**Supplied data:**
────

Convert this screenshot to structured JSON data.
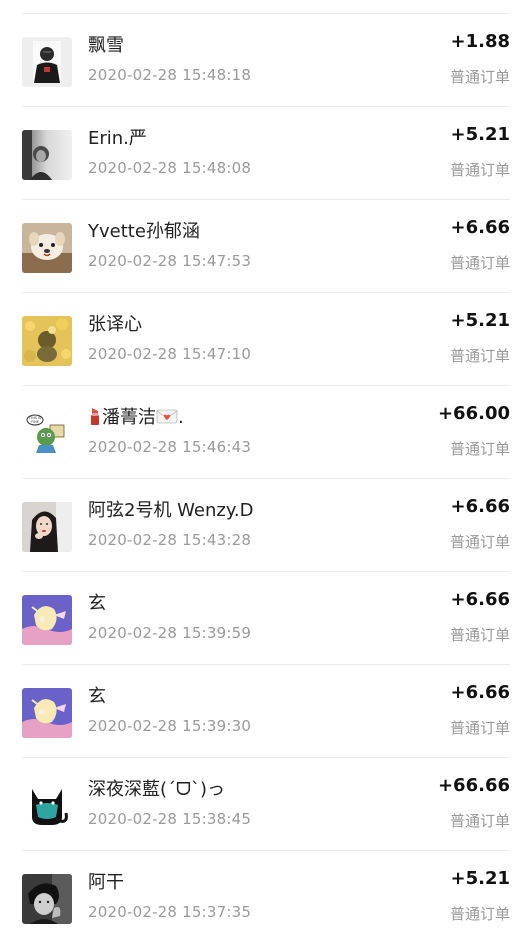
{
  "orders": [
    {
      "name": "飘雪",
      "time": "2020-02-28 15:48:18",
      "amount": "+1.88",
      "type": "普通订单",
      "avatar": "avatar-boy-dark-jacket"
    },
    {
      "name": "Erin.严",
      "time": "2020-02-28 15:48:08",
      "amount": "+5.21",
      "type": "普通订单",
      "avatar": "avatar-grayscale-portrait"
    },
    {
      "name": "Yvette孙郁涵",
      "time": "2020-02-28 15:47:53",
      "amount": "+6.66",
      "type": "普通订单",
      "avatar": "avatar-puppy"
    },
    {
      "name": "张译心",
      "time": "2020-02-28 15:47:10",
      "amount": "+5.21",
      "type": "普通订单",
      "avatar": "avatar-yellow-flowers"
    },
    {
      "name_prefix_icon": "lipstick-emoji",
      "name": "潘菁洁",
      "name_suffix_icon": "love-letter-emoji",
      "name_tail": ".",
      "time": "2020-02-28 15:46:43",
      "amount": "+66.00",
      "type": "普通订单",
      "avatar": "avatar-frog-this-is-fine"
    },
    {
      "name": "阿弦2号机 Wenzy.D",
      "time": "2020-02-28 15:43:28",
      "amount": "+6.66",
      "type": "普通订单",
      "avatar": "avatar-girl-portrait"
    },
    {
      "name": "玄",
      "time": "2020-02-28 15:39:59",
      "amount": "+6.66",
      "type": "普通订单",
      "avatar": "avatar-anime-purple"
    },
    {
      "name": "玄",
      "time": "2020-02-28 15:39:30",
      "amount": "+6.66",
      "type": "普通订单",
      "avatar": "avatar-anime-purple"
    },
    {
      "name": "深夜深藍(ˊᗜˋ)っ",
      "time": "2020-02-28 15:38:45",
      "amount": "+66.66",
      "type": "普通订单",
      "avatar": "avatar-black-cat-mask"
    },
    {
      "name": "阿干",
      "time": "2020-02-28 15:37:35",
      "amount": "+5.21",
      "type": "普通订单",
      "avatar": "avatar-bw-man"
    }
  ]
}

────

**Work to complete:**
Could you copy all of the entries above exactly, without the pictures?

**Response to this task:**
Convert this screenshot to structured JSON data.
{
  "orders": [
    {
      "name": "飘雪",
      "time": "2020-02-28 15:48:18",
      "amount": "+1.88",
      "type": "普通订单",
      "avatar": "avatar-boy-dark-jacket"
    },
    {
      "name": "Erin.严",
      "time": "2020-02-28 15:48:08",
      "amount": "+5.21",
      "type": "普通订单",
      "avatar": "avatar-grayscale-portrait"
    },
    {
      "name": "Yvette孙郁涵",
      "time": "2020-02-28 15:47:53",
      "amount": "+6.66",
      "type": "普通订单",
      "avatar": "avatar-puppy"
    },
    {
      "name": "张译心",
      "time": "2020-02-28 15:47:10",
      "amount": "+5.21",
      "type": "普通订单",
      "avatar": "avatar-yellow-flowers"
    },
    {
      "name_prefix_icon": "lipstick-emoji",
      "name": "潘菁洁",
      "name_suffix_icon": "love-letter-emoji",
      "name_tail": ".",
      "time": "2020-02-28 15:46:43",
      "amount": "+66.00",
      "type": "普通订单",
      "avatar": "avatar-frog-this-is-fine"
    },
    {
      "name": "阿弦2号机 Wenzy.D",
      "time": "2020-02-28 15:43:28",
      "amount": "+6.66",
      "type": "普通订单",
      "avatar": "avatar-girl-portrait"
    },
    {
      "name": "玄",
      "time": "2020-02-28 15:39:59",
      "amount": "+6.66",
      "type": "普通订单",
      "avatar": "avatar-anime-purple"
    },
    {
      "name": "玄",
      "time": "2020-02-28 15:39:30",
      "amount": "+6.66",
      "type": "普通订单",
      "avatar": "avatar-anime-purple"
    },
    {
      "name": "深夜深藍(ˊᗜˋ)っ",
      "time": "2020-02-28 15:38:45",
      "amount": "+66.66",
      "type": "普通订单",
      "avatar": "avatar-black-cat-mask"
    },
    {
      "name": "阿干",
      "time": "2020-02-28 15:37:35",
      "amount": "+5.21",
      "type": "普通订单",
      "avatar": "avatar-bw-man"
    }
  ]
}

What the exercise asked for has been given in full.